## Input for this task:
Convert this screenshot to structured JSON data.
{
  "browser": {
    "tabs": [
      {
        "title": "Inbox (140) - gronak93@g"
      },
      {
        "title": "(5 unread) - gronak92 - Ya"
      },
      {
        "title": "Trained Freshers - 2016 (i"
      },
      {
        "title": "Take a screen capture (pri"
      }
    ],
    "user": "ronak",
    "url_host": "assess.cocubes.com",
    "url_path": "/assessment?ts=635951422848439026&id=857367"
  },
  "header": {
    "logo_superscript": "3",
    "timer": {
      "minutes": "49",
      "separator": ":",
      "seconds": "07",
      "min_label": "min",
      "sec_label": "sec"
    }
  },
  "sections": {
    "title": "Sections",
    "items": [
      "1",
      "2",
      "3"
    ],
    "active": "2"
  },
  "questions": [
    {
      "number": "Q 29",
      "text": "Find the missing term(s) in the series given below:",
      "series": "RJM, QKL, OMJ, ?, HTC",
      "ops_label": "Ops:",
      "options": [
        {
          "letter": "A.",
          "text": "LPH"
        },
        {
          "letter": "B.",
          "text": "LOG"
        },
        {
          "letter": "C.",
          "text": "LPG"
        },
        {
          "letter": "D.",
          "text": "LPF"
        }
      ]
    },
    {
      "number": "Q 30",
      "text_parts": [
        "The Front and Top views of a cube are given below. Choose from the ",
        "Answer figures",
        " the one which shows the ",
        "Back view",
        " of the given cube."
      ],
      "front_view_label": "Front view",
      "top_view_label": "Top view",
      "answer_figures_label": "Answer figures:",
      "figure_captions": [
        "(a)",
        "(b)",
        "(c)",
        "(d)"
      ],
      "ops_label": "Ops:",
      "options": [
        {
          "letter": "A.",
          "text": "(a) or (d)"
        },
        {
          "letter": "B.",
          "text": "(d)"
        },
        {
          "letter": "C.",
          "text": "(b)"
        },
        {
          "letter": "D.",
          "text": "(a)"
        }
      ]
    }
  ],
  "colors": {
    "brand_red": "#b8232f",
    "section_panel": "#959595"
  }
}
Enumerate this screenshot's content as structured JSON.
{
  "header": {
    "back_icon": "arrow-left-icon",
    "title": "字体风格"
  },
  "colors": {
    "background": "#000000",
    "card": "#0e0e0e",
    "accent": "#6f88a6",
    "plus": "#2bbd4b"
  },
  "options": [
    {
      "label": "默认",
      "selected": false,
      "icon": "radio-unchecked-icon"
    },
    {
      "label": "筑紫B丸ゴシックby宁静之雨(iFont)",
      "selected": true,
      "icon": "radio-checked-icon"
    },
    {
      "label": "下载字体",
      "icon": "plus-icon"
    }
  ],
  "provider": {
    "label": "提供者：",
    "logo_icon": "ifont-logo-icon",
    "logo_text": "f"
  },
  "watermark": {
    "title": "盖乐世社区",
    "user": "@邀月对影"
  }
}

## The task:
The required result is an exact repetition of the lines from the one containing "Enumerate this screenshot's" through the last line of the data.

## Answer to this task:
Enumerate this screenshot's content as structured JSON.
{
  "header": {
    "back_icon": "arrow-left-icon",
    "title": "字体风格"
  },
  "colors": {
    "background": "#000000",
    "card": "#0e0e0e",
    "accent": "#6f88a6",
    "plus": "#2bbd4b"
  },
  "options": [
    {
      "label": "默认",
      "selected": false,
      "icon": "radio-unchecked-icon"
    },
    {
      "label": "筑紫B丸ゴシックby宁静之雨(iFont)",
      "selected": true,
      "icon": "radio-checked-icon"
    },
    {
      "label": "下载字体",
      "icon": "plus-icon"
    }
  ],
  "provider": {
    "label": "提供者：",
    "logo_icon": "ifont-logo-icon",
    "logo_text": "f"
  },
  "watermark": {
    "title": "盖乐世社区",
    "user": "@邀月对影"
  }
}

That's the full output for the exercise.